a. Pressure Vessel Design: The design of a general pressure vessel focuses on its ability to safely contain its contents under varying pressures. Factors like wall thickness, material selection, and shape are meticulously calculated based on the intended use and the maximum operating pressure.
b. Expansion Tank Design: The design of an expansion tank is tailored to its role in compensating for fluid expansion and contraction. The presence of a bladder or diaphragm is crucial, allowing the tank to adjust its internal volume in response to fluid volume changes without letting the fluid mix with the air or gas cushion.
a. Pressure Vessel Dynamics: Pressure vessels can operate under constant or varying pressures, depending on their application. For instance, a storage tank might maintain a steady pressure, while a reactor might experience fluctuating pressures due to chemical reactions.
b. Expansion Tank Dynamics: Expansion tanks are subjected to pressure changes as the system fluid heats up or cools down. Their operational dynamics revolve around maintaining system pressure within safe limits, preventing over-pressurization or vacuum conditions.
a. Pressure Vessel Safety: These often come equipped with safety valves, rupture disks, and pressure gauges. These mechanisms ensure that the vessel operates within its design limits and provides a safe release path for excess pressure.
b. Expansion Tank Safety: Apart from the bladder or diaphragm, expansion tanks might also feature pressure relief valves. These valves prevent the system from reaching dangerous pressures due to unforeseen volume changes or system malfunctions.
a. Pressure Vessel Varieties: Depending on the industry, pressure vessels can range from simple air receivers to intricate columns in refineries. Their design and features are tailored to the specific demands of their application.
b. Expansion Tank Specializations: In HVAC systems, expansion tanks might be designed to handle the specific properties of coolants. In potable water systems, they’re constructed to ensure water purity, preventing contamination.
a. Pressure Vessel Evolution: With advancements in material science and engineering, modern pressure vessels are more efficient, safer, and adaptable to a broader range of applications than their predecessors.
b. Expansion Tank Innovations: The future of expansion tanks lies in smart technologies. Sensors that monitor internal pressures in real-time, alerting system operators of potential issues, and materials that enhance the longevity and efficiency of the bladder or diaphragm are on the horizon.
The world of pressure vessels and expansion tanks is a testament to human engineering prowess. While they share similarities in their function of containing fluids under pressure, their specific roles, designs, and operational dynamics set them apart. By understanding these nuances, professionals and consumers alike can make informed decisions, ensuring safety, efficiency, and optimal performance in their respective systems.
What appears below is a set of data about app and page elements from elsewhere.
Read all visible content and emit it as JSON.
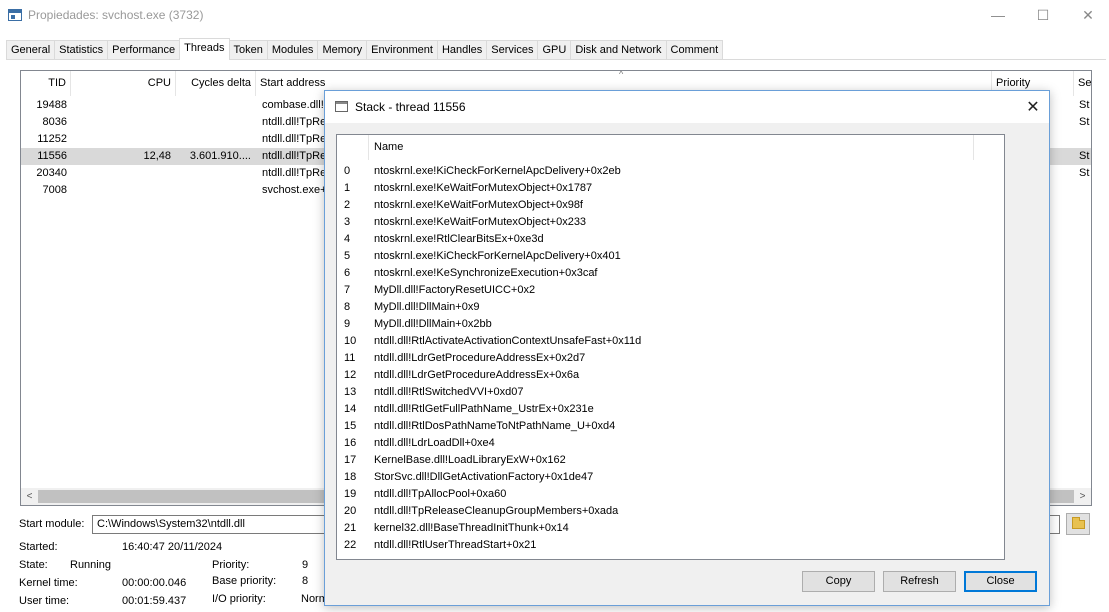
{
  "window": {
    "title": "Propiedades: svchost.exe (3732)",
    "minimize_glyph": "—",
    "maximize_glyph": "☐",
    "close_glyph": "✕"
  },
  "tabs": [
    {
      "label": "General"
    },
    {
      "label": "Statistics"
    },
    {
      "label": "Performance"
    },
    {
      "label": "Threads",
      "active": true
    },
    {
      "label": "Token"
    },
    {
      "label": "Modules"
    },
    {
      "label": "Memory"
    },
    {
      "label": "Environment"
    },
    {
      "label": "Handles"
    },
    {
      "label": "Services"
    },
    {
      "label": "GPU"
    },
    {
      "label": "Disk and Network"
    },
    {
      "label": "Comment"
    }
  ],
  "threads": {
    "sort_glyph": "^",
    "columns": {
      "tid": "TID",
      "cpu": "CPU",
      "cycles": "Cycles delta",
      "start": "Start address",
      "priority": "Priority",
      "se": "Se"
    },
    "rows": [
      {
        "tid": "19488",
        "cpu": "",
        "cycles": "",
        "start": "combase.dll!F",
        "priority": "",
        "se": "St"
      },
      {
        "tid": "8036",
        "cpu": "",
        "cycles": "",
        "start": "ntdll.dll!TpRe",
        "priority": "",
        "se": "St"
      },
      {
        "tid": "11252",
        "cpu": "",
        "cycles": "",
        "start": "ntdll.dll!TpRe",
        "priority": "",
        "se": ""
      },
      {
        "tid": "11556",
        "cpu": "12,48",
        "cycles": "3.601.910....",
        "start": "ntdll.dll!TpRe",
        "priority": "",
        "se": "St"
      },
      {
        "tid": "20340",
        "cpu": "",
        "cycles": "",
        "start": "ntdll.dll!TpRe",
        "priority": "",
        "se": "St"
      },
      {
        "tid": "7008",
        "cpu": "",
        "cycles": "",
        "start": "svchost.exe+",
        "priority": "",
        "se": ""
      }
    ],
    "selected_index": 3,
    "scroll_left": "<",
    "scroll_right": ">"
  },
  "details": {
    "start_module_label": "Start module:",
    "start_module_value": "C:\\Windows\\System32\\ntdll.dll",
    "started_label": "Started:",
    "started_value": "16:40:47 20/11/2024",
    "state_label": "State:",
    "state_value": "Running",
    "priority_label": "Priority:",
    "priority_value": "9",
    "kernel_time_label": "Kernel time:",
    "kernel_time_value": "00:00:00.046",
    "base_priority_label": "Base priority:",
    "base_priority_value": "8",
    "user_time_label": "User time:",
    "user_time_value": "00:01:59.437",
    "io_priority_label": "I/O priority:",
    "io_priority_value": "Norm"
  },
  "stack_dialog": {
    "title": "Stack - thread 11556",
    "close_glyph": "✕",
    "column_name": "Name",
    "frames": [
      {
        "idx": "0",
        "name": "ntoskrnl.exe!KiCheckForKernelApcDelivery+0x2eb"
      },
      {
        "idx": "1",
        "name": "ntoskrnl.exe!KeWaitForMutexObject+0x1787"
      },
      {
        "idx": "2",
        "name": "ntoskrnl.exe!KeWaitForMutexObject+0x98f"
      },
      {
        "idx": "3",
        "name": "ntoskrnl.exe!KeWaitForMutexObject+0x233"
      },
      {
        "idx": "4",
        "name": "ntoskrnl.exe!RtlClearBitsEx+0xe3d"
      },
      {
        "idx": "5",
        "name": "ntoskrnl.exe!KiCheckForKernelApcDelivery+0x401"
      },
      {
        "idx": "6",
        "name": "ntoskrnl.exe!KeSynchronizeExecution+0x3caf"
      },
      {
        "idx": "7",
        "name": "MyDll.dll!FactoryResetUICC+0x2"
      },
      {
        "idx": "8",
        "name": "MyDll.dll!DllMain+0x9"
      },
      {
        "idx": "9",
        "name": "MyDll.dll!DllMain+0x2bb"
      },
      {
        "idx": "10",
        "name": "ntdll.dll!RtlActivateActivationContextUnsafeFast+0x11d"
      },
      {
        "idx": "11",
        "name": "ntdll.dll!LdrGetProcedureAddressEx+0x2d7"
      },
      {
        "idx": "12",
        "name": "ntdll.dll!LdrGetProcedureAddressEx+0x6a"
      },
      {
        "idx": "13",
        "name": "ntdll.dll!RtlSwitchedVVI+0xd07"
      },
      {
        "idx": "14",
        "name": "ntdll.dll!RtlGetFullPathName_UstrEx+0x231e"
      },
      {
        "idx": "15",
        "name": "ntdll.dll!RtlDosPathNameToNtPathName_U+0xd4"
      },
      {
        "idx": "16",
        "name": "ntdll.dll!LdrLoadDll+0xe4"
      },
      {
        "idx": "17",
        "name": "KernelBase.dll!LoadLibraryExW+0x162"
      },
      {
        "idx": "18",
        "name": "StorSvc.dll!DllGetActivationFactory+0x1de47"
      },
      {
        "idx": "19",
        "name": "ntdll.dll!TpAllocPool+0xa60"
      },
      {
        "idx": "20",
        "name": "ntdll.dll!TpReleaseCleanupGroupMembers+0xada"
      },
      {
        "idx": "21",
        "name": "kernel32.dll!BaseThreadInitThunk+0x14"
      },
      {
        "idx": "22",
        "name": "ntdll.dll!RtlUserThreadStart+0x21"
      }
    ],
    "buttons": {
      "copy": "Copy",
      "refresh": "Refresh",
      "close": "Close"
    }
  }
}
In the realm of industrial solutions, Red River emerges as a pioneer, offering a diverse range of custom-engineered products and facilities. Among our specialties is the design and production of Custom/OEM Pressure Vessels, meticulously crafted to meet individual client requirements, ensuring performance under various pressure conditions. Our expertise extends to the domain of prefabrication, where Red River leads with distinction.
The company excels in creating prefabricated facilities, modules, and packages, reinforcing its stance as a forerunner in innovation and quality. This proficiency is further mirrored in their Modular Skids offering, where they provide an array of Modular Fabricated Skid Packages and Packaged equipment. Each piece is tailored to client specifications, underlining their commitment to delivering precision and excellence in every project they undertake.